December 15, 1991
Insurance Commissioner John Garamendi's authority to issue Proposition 103 rate rollback orders to specific insurance companies was upheld by Los Angeles Superior Court Judge Dzintra Janavs after a hearing in Los Angeles. A 20th Century insurance challenge to Garamendi's orders was rejected, but company lawyers indicated they would appeal.
May 2, 1985 |
Boeing, which once planned to charge the Defense Department $748 for two pairs of pliers, announced Tuesday that, if the Pentagon believes that it has been overcharged for support equipment or spare parts, it will get a refund. "We're saying that if the Pentagon finds our prices to be unreasonable, send the item back and we'll be glad to refund your money," said William McGinty, a spokesman at the Boeing office here. "Boeing is putting its credibility on the line," McGinty said.
March 16, 1994 |
Alaska Airlines said Tuesday that it has made all of its tickets--including those sold at a discount--refundable, becoming the most recent carrier to reduce restrictions on cheap air fares. "As far as consumers are concerned . . . it's a win," said Donald S. Garvett, an airline consultant at Simat, Helliesen & Eichner in New York. "It removes what could be burdensome and possibly expensive restrictions."
June 18, 2001 |
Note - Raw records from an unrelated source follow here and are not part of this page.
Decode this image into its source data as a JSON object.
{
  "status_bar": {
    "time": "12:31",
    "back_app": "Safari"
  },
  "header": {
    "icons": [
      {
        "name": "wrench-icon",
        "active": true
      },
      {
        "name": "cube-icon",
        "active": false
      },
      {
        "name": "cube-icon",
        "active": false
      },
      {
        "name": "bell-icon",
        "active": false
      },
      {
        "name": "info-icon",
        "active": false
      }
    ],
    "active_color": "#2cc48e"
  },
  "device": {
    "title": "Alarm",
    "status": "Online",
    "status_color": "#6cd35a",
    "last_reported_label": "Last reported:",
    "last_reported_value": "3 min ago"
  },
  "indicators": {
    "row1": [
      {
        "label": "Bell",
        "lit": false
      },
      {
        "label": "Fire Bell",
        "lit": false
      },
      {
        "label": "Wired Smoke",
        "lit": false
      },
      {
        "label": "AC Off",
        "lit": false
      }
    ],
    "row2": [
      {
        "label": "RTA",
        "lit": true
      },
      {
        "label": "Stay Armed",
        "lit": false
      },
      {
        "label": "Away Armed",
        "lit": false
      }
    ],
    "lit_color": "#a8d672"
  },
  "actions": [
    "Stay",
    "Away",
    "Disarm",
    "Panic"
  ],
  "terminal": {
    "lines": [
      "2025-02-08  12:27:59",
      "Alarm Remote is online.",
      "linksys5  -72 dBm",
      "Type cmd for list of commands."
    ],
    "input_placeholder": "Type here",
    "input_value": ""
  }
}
Workers' compensation insurers owe California employers a small treasure in premium refunds under an obscure section of state law enacted in 1993 and mostly ignored since then. The refunds could be worth hundreds, maybe thousands of dollars to small and mid-size companies that get injured workers back on the job in modified or alternative work arrangements--good news for businesses facing increases in premiums for workers' comp insurance.
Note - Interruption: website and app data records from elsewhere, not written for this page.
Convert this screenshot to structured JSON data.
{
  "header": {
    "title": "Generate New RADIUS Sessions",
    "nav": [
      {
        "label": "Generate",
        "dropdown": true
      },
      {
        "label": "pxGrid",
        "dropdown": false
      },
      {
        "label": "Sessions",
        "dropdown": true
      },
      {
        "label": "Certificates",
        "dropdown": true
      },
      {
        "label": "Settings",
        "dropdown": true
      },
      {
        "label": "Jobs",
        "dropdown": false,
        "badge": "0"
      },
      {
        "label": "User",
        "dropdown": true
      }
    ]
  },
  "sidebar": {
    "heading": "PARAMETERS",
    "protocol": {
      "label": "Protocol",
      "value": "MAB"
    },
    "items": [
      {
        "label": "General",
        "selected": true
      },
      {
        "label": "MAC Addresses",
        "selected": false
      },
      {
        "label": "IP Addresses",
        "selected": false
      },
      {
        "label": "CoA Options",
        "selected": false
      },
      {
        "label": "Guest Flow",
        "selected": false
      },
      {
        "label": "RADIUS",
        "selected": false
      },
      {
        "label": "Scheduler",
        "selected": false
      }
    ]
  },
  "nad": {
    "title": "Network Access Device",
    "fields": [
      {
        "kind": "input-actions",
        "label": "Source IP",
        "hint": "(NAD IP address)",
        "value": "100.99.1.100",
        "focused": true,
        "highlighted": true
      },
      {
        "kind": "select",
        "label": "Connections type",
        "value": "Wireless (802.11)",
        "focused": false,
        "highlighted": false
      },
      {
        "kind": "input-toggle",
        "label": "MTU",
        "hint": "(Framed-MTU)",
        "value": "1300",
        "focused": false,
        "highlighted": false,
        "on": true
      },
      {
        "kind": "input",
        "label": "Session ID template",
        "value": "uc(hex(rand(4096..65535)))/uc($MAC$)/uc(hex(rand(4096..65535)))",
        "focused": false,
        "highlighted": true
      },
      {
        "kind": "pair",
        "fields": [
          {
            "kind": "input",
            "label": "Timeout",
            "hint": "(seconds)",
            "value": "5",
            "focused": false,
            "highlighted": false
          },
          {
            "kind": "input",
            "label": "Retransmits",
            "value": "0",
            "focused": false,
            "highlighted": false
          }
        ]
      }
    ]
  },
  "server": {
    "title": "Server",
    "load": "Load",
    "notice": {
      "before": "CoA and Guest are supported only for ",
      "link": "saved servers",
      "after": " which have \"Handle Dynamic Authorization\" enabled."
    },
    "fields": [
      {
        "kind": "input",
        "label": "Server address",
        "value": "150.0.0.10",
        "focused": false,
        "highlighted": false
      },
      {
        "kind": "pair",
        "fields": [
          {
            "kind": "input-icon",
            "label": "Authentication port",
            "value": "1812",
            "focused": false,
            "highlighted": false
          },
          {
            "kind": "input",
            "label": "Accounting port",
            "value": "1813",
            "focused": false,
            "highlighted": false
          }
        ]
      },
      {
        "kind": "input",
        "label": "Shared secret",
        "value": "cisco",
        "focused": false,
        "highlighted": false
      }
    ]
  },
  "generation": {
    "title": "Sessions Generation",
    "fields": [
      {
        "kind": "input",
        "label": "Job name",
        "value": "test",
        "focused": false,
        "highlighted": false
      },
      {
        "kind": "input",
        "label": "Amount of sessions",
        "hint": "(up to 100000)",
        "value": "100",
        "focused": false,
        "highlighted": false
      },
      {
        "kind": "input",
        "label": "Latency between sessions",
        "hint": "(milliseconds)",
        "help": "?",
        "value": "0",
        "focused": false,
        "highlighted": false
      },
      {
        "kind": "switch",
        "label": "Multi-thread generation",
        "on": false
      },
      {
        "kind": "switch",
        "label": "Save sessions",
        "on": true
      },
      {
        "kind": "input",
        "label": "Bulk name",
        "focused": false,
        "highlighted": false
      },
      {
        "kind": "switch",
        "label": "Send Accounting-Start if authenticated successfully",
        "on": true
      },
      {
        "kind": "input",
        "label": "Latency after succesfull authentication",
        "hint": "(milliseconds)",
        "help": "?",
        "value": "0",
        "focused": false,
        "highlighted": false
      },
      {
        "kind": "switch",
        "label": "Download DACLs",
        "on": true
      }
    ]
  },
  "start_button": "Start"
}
CALIFORNIA | LOCAL
July 12, 1991 |
The City Council has decided that people who are unhappy with programs offered by the city Recreation Department can get their money back. As part of a plan to increase enrollment in city-run classes, the council decided unanimously this week to refund class fees to dissatisfied participants. The policy will begin in the fall and will affect about 50 programs, including ballet, karate, tennis and art classes, as well as daylong seminars, Charlene Lent, Community Services superintendent, said.
October 25, 1994 |
Twenty-five days and 134 missed games into a labor dispute that shows no signs of a resolution, the NHL on Monday canceled four games on the schedule of each of its 26 teams. That means many clubs will be obligated to refund only minimal amounts of money immediately to ticket holders, while holding money paid for future games.
CALIFORNIA | LOCAL
April 29, 1998 |
Los Angeles schools Supt. Ruben Zacarias ordered reimbursements Tuesday for five teachers who paid their own way to accompany the academic decathlon team from El Camino Real High School to Providence, R.I., where the squad won the national championship over the weekend. The school district paid for five administrators to attend the competition, using funds from private donations. But teachers who helped train the team had to pay their own travel bills.
CALIFORNIA | LOCAL
November 12, 1995 |
Westminster is the latest Orange County government to receive a refund from Southern California Edison, which erroneously billed the city for electric service to street lights outside its borders, officials say. The October rebate of more than $3,000 to Westminster follows a $14,000 refund to Garden Grove and an $18,000 credit to the California Department of Transportation.
March 27, 2014 |
SACRAMENTO - Electricity customers in Southern California would receive $1.4 billion in refunds on their bills over the next eight years as part of an agreement between two utilities and ratepayer organizations over the closing of the San Onofre nuclear power plant. The proposed settlement, announced Thursday, still needs approval from the California Public Utilities Commission. Both ratepayer advocates and executives at Southern California Edison Co. and San Diego Gas & Electric Co. said they were satisfied with the deal.